        • Is the new method clearly described and is the description of the method sound? 

        • Are sufficient details provided to allow replication of the method development and its use by others? 

        • Is there a rationale for why the new method is needed?

        • Is the new method compared to existing approaches?

        • Is it clear to the reader how participants are selected and recruited when using this method (where relevant)?

        • Is there any potential bias in the data collection or in the recruitment of participants (where relevant)?

        • Has the author reflected on their own social and political context in relation to their research design?

        • Are there any concerns about the ethics of the method described?

        • Are the conclusions about the method and its performance adequately supported by the findings presented in the article?

        Data Notes

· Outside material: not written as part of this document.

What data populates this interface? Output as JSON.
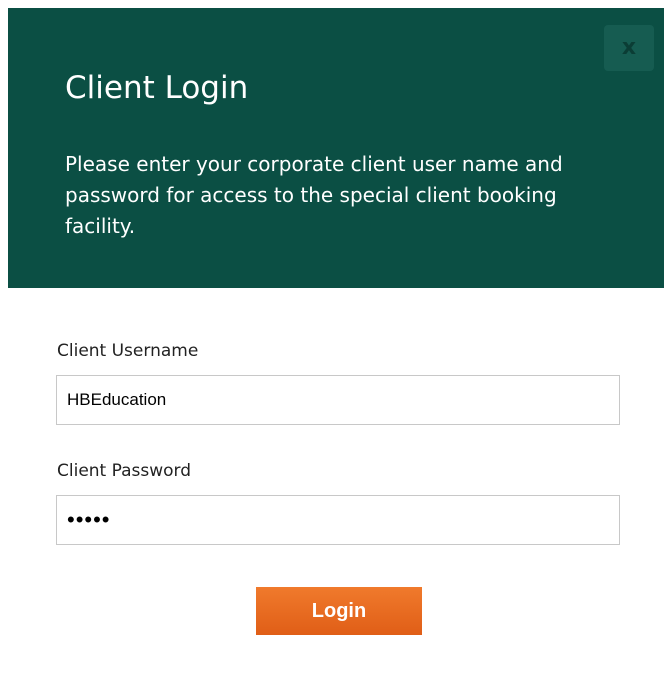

        Data notes are a short peer-reviewed article type that concisely describe research data stored in a repository. Data notes do not include any analysis or conclusions. For more information on what data notes are and what constitutes “research data”, see this page.

        • Is the rationale for creating the dataset(s) clearly described? 

        • Are data or other primary material presented in a clear and appropriate manner?

        • Is the presentation of tables, figures and other primary material consistent with their description and interpretation in the text?

        • Are the materials and methods for collecting and storing the data appropriate?

        • Where applicable, are sufficient details of methods and materials provided to allow replication by others? 

        • Are any limitations of the dataset(s) clearly described?

        • Is information on where and how to access the dataset included as part of a data availability statement?

        • Are the datasets clearly presented in a useable and accessible format?
          [Please consider whether dataset files are clearly described and labelled]

        Final checks – before you submit your report

        • Have you given a brief summary of the article as you understand it, and highlighted the key messages?  

        • Have you given positive/general feedback as well as constructive criticism?  

        • Have you made it clear which of your concerns are major (significant points, essential for publication) or minor (smaller issues, may not be essential for publication)? 

        • Are your concerns specific, with examples where possible? 

        • Have you numbered your comments and referred to page/ line numbers in the article to make it easy for the authors to address your points?  

        • Is your feedback constructive, and focused on the article content? 

        • If you were the authors, would you understand how to improve the manuscript?  

        • If you were the editor, would the comments be detailed enough to help you to make a decision? 

        • Have you checked the spelling and grammar in your report? 

        • Have you included your comments in the correct places in the online system – checking that any confidential comments for editors are in the right place – and have you answered all the questions?

        I still have questions

        Please read our extensive frequently asked questions section for answers to common questions on reviewing a manuscript.

        FAQs before review

        FAQs during review

        FAQs after submitting your report